  • TurkAlert
  • Published 05.08.2020

SW v Khaja (2020 NSWCA)

Key Takeaways

The NSWCA last month upheld a District Court decision, finding that a teenage person injured in circumstances where a serious criminal offence she had committed materially contributed to or caused her injuries was not entitled to an award of damages in accordance with s54(1) of the Civil Liability Act 2002 (CLA).

This case demonstrates that irrespective of any argument about whether a defendant’s reaction in causing injury by way of self-defence was reasonable (such that s52 of the CLA might then apply to prevent a finding of liability), s54 of the CLA can operate in the context of criminal activity to prevent any award of damages to a plaintiff (if the plaintiff’s conduct amounts to a serious criminal offence as defined in the section).

s54 applies in circumstances where the plaintiff’s injury occurred at the time of, or following, conduct of theirs that constitutes a serious offence, providing that such conduct contributed materially to the injury or to the risk of injury.

Brief Facts

The appellant, aged 15 at the time, and her three friends were travelling in a taxi being driven by the respondent.

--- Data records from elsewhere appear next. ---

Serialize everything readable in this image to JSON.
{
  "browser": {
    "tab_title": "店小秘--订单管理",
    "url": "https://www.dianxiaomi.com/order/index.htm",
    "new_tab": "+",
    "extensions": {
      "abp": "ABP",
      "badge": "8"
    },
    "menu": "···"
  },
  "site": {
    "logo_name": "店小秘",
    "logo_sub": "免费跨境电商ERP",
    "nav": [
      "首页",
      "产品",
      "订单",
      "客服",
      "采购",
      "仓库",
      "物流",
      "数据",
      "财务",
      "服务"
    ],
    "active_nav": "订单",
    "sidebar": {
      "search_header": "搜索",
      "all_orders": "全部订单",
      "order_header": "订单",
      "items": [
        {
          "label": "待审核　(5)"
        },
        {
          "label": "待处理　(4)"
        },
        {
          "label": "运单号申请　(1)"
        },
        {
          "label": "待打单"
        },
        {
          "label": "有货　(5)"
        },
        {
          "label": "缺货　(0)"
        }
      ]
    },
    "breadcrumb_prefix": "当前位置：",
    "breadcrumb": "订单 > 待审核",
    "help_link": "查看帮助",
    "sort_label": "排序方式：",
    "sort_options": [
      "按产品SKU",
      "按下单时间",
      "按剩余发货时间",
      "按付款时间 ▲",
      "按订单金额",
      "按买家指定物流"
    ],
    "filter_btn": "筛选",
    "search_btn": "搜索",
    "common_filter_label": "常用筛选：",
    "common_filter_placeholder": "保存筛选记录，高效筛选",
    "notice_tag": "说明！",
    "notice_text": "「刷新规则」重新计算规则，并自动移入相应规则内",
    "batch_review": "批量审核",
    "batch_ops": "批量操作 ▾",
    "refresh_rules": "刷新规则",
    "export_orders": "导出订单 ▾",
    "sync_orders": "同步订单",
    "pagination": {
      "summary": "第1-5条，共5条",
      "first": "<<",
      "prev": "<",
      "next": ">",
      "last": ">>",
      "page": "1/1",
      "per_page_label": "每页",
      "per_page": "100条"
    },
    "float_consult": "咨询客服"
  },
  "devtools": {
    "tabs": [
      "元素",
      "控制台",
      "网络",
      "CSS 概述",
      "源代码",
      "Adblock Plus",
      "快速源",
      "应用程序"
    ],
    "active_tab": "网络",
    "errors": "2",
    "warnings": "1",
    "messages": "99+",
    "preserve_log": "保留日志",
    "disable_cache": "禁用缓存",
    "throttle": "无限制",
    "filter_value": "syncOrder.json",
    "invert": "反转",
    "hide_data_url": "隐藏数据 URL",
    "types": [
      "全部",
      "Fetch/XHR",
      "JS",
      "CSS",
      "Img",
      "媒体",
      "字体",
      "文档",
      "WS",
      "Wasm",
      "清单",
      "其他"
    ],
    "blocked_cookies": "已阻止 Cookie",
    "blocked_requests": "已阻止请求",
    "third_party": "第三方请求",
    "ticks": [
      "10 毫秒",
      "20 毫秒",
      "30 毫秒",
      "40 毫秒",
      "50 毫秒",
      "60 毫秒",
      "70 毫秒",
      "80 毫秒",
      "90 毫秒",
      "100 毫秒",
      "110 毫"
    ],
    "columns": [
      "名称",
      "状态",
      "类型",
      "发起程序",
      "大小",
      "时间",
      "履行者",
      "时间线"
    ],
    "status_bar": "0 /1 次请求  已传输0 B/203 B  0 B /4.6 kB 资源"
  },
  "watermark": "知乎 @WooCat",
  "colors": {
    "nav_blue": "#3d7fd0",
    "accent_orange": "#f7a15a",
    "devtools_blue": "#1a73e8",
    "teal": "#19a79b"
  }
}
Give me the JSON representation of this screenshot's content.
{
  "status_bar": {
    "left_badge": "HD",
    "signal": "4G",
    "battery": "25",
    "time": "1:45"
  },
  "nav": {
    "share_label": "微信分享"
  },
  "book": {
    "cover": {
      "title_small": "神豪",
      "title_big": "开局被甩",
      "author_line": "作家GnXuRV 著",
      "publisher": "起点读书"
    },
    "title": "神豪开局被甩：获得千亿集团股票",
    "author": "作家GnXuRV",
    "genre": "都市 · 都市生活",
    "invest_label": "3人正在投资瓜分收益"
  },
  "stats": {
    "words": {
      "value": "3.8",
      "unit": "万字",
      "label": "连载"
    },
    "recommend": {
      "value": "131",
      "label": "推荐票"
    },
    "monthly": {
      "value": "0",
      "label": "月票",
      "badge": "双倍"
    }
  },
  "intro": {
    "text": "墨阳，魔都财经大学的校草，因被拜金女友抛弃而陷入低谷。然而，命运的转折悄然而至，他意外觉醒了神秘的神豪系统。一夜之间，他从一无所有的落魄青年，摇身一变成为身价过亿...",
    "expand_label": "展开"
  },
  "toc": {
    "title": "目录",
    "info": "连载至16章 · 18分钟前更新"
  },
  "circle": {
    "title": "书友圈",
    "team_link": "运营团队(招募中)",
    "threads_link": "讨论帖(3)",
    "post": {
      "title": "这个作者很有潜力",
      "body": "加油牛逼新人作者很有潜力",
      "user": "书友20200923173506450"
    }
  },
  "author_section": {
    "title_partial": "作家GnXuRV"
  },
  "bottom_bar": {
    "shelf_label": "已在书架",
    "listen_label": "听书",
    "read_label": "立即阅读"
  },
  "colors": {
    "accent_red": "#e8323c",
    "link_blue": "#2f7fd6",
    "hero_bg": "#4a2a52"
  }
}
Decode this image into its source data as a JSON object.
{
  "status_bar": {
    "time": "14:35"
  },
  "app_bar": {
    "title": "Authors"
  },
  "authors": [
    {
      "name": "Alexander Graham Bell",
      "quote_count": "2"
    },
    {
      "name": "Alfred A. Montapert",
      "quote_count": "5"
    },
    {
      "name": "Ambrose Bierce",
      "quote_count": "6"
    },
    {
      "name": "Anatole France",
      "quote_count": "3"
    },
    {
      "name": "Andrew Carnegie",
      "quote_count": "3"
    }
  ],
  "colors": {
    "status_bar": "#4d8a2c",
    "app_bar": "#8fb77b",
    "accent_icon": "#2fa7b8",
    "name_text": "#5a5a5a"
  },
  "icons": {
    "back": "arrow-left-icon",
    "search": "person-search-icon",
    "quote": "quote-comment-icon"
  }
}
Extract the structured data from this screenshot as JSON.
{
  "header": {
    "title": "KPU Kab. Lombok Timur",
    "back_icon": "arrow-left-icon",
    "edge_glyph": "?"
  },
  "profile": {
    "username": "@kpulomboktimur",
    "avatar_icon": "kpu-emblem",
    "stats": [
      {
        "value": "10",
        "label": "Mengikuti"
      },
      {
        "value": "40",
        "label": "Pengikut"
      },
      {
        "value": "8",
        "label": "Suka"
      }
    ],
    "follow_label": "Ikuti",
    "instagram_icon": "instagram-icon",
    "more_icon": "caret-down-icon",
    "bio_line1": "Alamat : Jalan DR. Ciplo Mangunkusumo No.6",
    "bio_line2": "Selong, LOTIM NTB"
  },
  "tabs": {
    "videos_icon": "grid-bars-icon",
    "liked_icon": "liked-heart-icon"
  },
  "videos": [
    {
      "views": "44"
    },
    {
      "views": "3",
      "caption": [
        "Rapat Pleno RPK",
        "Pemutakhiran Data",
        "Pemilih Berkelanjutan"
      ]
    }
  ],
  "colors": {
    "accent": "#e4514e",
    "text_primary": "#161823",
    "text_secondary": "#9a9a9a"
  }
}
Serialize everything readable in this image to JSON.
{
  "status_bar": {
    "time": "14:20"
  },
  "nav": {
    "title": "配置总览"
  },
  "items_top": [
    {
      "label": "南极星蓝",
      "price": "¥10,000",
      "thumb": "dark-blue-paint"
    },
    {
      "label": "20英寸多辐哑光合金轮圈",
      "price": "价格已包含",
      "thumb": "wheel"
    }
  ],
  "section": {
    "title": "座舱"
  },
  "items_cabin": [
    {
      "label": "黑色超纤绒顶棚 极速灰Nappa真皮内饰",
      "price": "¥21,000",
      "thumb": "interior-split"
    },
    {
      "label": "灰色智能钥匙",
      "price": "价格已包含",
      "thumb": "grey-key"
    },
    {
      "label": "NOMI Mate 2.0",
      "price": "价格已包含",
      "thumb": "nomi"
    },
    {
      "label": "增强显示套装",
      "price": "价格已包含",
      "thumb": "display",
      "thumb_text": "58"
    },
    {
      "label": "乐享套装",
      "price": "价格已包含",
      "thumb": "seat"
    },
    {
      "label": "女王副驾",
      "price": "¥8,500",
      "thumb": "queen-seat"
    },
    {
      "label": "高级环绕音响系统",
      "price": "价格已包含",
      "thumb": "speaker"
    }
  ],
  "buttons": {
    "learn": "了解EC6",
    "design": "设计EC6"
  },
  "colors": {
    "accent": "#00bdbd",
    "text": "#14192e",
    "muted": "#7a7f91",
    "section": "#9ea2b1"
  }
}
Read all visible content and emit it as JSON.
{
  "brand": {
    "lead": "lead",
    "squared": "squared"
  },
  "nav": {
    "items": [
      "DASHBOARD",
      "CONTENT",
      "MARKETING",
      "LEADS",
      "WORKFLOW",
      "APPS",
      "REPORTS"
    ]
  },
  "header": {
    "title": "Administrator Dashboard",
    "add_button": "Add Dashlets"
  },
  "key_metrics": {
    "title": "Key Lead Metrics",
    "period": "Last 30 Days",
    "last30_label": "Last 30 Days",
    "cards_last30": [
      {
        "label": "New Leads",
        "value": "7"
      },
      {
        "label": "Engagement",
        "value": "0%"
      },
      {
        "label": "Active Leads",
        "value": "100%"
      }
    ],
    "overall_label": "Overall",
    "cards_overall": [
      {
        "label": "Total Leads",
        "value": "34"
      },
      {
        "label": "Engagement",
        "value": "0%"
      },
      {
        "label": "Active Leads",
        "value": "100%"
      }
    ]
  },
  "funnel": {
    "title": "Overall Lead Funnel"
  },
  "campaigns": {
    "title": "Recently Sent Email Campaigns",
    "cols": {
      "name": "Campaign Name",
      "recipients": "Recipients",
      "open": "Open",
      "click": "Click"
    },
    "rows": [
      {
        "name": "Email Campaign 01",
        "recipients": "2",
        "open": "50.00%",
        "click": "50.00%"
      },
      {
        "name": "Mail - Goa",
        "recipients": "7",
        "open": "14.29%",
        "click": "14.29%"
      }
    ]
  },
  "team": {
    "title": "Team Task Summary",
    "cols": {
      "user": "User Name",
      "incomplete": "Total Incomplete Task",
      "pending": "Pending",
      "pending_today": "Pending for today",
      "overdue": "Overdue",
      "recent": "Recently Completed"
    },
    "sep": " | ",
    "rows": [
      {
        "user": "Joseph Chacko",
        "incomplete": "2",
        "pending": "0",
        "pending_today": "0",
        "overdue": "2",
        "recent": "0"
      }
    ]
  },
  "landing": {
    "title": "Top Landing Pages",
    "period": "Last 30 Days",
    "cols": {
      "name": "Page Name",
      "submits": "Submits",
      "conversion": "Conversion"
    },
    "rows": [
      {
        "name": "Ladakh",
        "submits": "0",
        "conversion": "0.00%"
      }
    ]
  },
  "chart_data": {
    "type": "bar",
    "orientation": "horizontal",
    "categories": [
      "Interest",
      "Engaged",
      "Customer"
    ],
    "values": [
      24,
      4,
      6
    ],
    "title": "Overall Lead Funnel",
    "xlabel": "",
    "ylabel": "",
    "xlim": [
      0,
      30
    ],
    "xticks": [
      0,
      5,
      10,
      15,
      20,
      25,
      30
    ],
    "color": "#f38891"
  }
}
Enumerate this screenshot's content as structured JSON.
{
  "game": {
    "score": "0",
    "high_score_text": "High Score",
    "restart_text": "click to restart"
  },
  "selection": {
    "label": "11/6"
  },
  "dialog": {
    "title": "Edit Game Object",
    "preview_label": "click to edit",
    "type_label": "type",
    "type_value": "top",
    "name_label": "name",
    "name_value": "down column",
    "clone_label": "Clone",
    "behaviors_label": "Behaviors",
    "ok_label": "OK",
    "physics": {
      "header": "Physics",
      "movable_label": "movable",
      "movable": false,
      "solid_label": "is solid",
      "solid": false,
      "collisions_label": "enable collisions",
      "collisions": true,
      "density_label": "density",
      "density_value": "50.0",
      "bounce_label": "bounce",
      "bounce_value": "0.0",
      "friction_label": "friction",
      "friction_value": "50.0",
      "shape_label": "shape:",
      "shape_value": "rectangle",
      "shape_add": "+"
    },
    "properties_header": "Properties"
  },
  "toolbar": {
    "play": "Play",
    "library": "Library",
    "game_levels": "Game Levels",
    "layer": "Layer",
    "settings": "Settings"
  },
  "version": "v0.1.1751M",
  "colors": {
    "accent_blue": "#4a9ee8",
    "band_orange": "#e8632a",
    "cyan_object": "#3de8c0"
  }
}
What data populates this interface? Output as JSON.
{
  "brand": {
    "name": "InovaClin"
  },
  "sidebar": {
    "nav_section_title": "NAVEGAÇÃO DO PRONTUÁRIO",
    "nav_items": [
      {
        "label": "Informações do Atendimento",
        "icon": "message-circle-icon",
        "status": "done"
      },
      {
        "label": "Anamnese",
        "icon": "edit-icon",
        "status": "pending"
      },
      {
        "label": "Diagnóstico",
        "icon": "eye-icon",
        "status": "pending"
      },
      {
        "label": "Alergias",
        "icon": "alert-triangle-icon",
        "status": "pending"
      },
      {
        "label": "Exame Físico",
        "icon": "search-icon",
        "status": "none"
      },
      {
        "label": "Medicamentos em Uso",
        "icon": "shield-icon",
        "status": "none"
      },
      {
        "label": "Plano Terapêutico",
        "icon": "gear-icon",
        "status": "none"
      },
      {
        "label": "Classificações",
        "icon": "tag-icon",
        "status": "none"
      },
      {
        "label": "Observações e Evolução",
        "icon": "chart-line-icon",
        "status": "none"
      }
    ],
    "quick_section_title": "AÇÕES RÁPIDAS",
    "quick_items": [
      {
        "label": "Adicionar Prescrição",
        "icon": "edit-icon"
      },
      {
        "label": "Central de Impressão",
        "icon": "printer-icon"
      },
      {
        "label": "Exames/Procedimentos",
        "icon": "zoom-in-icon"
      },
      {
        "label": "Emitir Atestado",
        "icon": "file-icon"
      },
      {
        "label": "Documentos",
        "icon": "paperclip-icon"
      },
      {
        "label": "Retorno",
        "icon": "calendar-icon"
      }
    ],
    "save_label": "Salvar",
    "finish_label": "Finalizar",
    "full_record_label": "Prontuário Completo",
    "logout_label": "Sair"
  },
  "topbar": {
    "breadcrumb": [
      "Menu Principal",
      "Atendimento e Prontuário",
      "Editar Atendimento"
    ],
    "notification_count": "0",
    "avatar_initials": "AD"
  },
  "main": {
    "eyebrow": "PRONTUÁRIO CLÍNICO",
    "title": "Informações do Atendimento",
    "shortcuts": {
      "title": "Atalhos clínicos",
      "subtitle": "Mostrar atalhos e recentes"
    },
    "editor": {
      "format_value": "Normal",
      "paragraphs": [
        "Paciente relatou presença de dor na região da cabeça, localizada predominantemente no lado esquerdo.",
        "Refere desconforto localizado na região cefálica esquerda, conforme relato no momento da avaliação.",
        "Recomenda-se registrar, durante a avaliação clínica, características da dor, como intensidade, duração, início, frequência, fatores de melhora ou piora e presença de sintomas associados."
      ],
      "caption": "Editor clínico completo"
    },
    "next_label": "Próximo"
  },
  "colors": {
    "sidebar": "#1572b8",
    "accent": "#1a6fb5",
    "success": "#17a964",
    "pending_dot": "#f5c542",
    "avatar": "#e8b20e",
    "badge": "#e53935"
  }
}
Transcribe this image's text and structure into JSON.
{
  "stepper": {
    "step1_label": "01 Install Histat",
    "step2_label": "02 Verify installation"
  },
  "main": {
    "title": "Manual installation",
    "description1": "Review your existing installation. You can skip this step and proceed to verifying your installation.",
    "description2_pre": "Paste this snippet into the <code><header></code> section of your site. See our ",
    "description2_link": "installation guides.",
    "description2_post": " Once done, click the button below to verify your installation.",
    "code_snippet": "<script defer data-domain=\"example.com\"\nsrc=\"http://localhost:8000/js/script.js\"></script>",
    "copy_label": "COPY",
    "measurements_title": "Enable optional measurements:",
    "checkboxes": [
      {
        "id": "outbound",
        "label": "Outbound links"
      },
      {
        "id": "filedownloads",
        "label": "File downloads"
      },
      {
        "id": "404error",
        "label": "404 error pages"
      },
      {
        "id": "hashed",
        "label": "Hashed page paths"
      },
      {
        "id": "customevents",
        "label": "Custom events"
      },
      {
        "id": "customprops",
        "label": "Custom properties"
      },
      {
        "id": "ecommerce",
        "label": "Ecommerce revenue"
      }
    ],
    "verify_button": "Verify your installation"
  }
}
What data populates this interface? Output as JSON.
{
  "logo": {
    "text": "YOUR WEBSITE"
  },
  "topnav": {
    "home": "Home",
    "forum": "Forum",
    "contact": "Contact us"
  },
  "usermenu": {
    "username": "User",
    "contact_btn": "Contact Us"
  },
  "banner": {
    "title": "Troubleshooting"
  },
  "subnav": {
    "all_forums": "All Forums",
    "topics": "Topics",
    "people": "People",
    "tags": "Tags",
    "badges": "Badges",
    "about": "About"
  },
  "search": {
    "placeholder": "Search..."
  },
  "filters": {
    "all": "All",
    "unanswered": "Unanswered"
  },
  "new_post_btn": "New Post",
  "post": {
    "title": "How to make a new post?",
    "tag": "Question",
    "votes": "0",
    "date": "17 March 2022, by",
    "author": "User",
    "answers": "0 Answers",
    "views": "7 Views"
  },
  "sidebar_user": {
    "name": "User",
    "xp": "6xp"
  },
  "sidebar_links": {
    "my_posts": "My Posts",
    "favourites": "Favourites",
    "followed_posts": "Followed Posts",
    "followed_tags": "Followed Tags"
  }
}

Soon after the taxi’s arrival at their destination, and after her three friends had exited the vehicle, the appellant, who was sitting in the front, opened her door to leave. But then a struggle ensued between the appellant and the respondent.

During the struggle, the taxi began moving forward, reaching a speed between 22-28 km/h, at which point the appellant fell out, landing on a footpath and sustaining catastrophic spinal injuries resulting in paraplegia.

It was alleged by the respondent that the appellant produced a knife and demanded money in an attempt to rob him. The police found a kitchen knife at the scene of the accident.

The appellant sued the respondent in the DCR NSW, alleging that he negligently pushed her out of the moving taxi. At trial, Gibson DCJ dismissed the claim and gave judgment for the respondent, finding that:

  • the appellant was engaged in an illegal enterprise, being robbery involving a knife;
  • the respondent owed no duty of care to the appellant in circumstances where he pushed the appellant away or out of the vehicle because she was using a knife to rob him;
  • the appellant had not established causation (factual or scope of liability within the meaning of s5D(1)(a)-(b) of the CLA);
  • the appellant’s commission of the offence was the dominant and immediate cause of the injury and that the respondent was responding to a threat of serious harm;
  • the appellant was not entitled to an award of damages because of s54(1) of the CLA.

Judgment

On appeal, the appellant focused on and contested the factual findings at trial and also identified technical errors in those findings to the extent that the trial judge did not directly and specifically address some of the elements of the available defence in s54 of the CLA concerning criminal enterprise.

The appellant conceded on appeal that there was sufficient evidence to support a finding that the appellant had a knife in her possession, but she challenged the findings that she used the knife to rob the respondent, and contended that to the extent that his conduct amounted to self-defence it ceased when he deliberately prevented the appellant from leaving the taxi.

This last submission was aimed at confining the criminal activity of the plaintiff to the period prior to her ejection from the taxi.

In a unanimous decision, the NSWCA dismissed the appeal, finding that:

  • the appellant was engaged in an illegal enterprise, being the commission of robbery with a knife;
  • the illegal conduct on the part of the appellant had not ceased or been abandoned when the appellant attempted to exit the taxi;
  • the respondent’s act of pushing the appellant away from him while she was holding a knife was necessary to defend himself and constituted self defence and therefore satisfied s52 of the CLA;
  • the commission of a serious offence by the applicant was the ‘dominant and immediate cause’ and materially contributed to the injury;
  • the injury ‘followed’ the commission of a serious offence; and
  • s54 of the CLA precludes any award of damages in those circumstances.

Implications

In this case the NSWCA observed in relation to s54 of the CLA that s54(2) specifies that s54(1) does not apply to preclude an award of damages if the conduct of the defendant that caused the injury constitutes an offence. The finding of self-defence on the part of the driver was therefore most important to the outcome.

Roger Walter

Partner

P: 02 8257 5736

Email Roger